(Records from a collection)
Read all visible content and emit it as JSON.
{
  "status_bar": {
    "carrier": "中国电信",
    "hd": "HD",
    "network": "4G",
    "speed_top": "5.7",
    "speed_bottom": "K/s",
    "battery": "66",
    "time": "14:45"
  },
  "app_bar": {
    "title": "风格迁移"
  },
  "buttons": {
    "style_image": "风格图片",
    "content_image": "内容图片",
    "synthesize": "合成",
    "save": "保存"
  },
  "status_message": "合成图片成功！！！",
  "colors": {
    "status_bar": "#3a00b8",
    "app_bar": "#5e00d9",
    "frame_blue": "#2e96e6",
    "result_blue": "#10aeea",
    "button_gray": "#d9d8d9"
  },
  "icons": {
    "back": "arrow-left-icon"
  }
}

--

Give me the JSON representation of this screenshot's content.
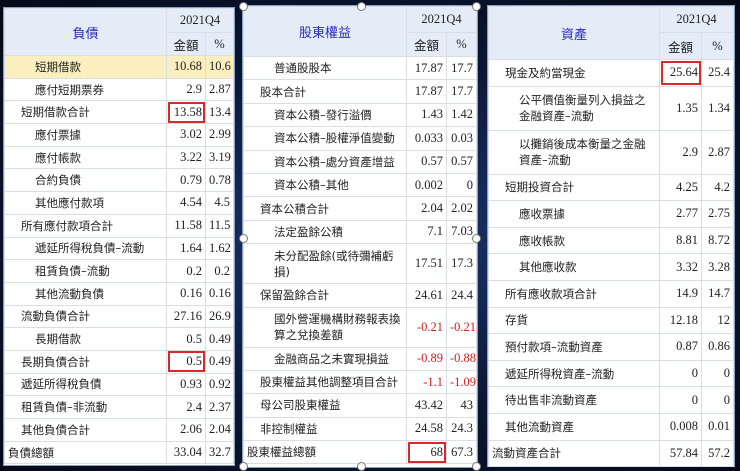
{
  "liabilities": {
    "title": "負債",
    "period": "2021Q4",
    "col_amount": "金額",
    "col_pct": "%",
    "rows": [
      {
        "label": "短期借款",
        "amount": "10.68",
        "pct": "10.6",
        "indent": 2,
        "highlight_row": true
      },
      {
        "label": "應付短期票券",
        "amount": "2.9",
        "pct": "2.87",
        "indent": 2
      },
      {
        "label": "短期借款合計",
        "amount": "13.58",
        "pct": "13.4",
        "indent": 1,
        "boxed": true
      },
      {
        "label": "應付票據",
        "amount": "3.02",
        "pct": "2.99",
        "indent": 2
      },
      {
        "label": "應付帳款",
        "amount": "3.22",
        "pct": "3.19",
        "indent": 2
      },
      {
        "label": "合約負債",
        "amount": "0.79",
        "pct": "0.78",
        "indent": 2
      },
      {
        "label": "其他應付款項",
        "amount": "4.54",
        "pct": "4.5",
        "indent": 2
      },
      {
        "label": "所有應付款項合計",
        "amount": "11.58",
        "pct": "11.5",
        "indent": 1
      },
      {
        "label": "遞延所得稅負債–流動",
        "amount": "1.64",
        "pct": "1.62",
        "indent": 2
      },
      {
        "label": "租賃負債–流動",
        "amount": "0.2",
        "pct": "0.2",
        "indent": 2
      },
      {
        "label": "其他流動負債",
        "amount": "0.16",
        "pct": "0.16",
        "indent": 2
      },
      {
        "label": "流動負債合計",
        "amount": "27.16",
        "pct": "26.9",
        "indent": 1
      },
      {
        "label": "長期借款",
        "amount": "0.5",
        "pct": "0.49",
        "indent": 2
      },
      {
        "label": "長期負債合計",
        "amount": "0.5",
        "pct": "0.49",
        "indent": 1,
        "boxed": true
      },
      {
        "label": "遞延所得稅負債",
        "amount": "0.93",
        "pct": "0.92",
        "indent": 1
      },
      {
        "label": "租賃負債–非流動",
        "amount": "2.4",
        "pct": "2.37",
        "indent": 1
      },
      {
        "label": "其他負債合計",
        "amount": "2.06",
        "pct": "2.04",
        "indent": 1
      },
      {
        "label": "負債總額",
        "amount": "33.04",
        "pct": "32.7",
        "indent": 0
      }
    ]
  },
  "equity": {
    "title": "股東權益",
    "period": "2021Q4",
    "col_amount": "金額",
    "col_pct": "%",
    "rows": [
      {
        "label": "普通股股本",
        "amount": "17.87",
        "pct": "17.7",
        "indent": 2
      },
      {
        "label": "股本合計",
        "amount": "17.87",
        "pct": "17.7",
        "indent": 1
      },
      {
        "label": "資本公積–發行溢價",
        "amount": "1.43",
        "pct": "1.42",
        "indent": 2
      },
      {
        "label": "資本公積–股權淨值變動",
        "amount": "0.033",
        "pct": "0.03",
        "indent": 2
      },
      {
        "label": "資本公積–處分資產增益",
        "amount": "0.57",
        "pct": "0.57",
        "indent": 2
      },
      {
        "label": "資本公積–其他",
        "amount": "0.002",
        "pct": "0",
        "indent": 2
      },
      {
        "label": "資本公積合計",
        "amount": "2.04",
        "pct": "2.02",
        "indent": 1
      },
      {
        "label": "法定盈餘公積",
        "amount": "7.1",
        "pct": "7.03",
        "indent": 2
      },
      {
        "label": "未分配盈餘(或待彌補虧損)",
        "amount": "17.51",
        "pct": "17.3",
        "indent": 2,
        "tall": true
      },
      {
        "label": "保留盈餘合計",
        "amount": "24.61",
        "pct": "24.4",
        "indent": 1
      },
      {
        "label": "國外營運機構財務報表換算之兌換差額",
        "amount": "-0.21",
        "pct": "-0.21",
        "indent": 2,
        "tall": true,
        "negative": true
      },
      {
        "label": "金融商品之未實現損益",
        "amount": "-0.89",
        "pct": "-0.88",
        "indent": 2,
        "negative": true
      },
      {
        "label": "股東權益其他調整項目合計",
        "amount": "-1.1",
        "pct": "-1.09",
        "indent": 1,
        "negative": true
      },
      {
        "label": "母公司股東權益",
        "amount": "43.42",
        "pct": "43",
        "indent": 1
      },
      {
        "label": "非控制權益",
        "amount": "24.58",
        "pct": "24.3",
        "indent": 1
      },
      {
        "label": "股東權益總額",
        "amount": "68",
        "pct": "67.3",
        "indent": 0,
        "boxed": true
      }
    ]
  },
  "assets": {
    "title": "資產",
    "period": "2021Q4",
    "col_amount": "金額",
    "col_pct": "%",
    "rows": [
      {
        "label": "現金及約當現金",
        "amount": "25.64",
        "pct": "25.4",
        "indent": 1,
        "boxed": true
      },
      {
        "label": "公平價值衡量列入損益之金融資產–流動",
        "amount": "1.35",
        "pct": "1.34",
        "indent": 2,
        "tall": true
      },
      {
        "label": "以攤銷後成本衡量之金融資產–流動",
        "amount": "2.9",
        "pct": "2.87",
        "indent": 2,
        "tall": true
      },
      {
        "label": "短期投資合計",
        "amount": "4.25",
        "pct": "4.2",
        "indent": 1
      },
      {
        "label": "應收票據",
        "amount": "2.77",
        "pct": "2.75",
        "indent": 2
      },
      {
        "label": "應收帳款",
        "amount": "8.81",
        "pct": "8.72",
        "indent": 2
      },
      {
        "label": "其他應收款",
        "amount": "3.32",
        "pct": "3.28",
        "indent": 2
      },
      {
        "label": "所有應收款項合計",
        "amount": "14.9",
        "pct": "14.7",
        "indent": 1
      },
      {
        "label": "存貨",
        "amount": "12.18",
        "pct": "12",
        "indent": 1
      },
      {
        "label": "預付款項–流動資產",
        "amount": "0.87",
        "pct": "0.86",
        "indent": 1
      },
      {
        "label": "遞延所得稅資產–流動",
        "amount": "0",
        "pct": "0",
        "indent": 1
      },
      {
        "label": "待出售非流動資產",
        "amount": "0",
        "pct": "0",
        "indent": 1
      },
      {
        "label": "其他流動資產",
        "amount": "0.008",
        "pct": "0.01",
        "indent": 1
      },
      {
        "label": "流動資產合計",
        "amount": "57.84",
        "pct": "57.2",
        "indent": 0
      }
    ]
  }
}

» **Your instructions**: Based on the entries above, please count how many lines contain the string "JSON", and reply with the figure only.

» **Task result**: 2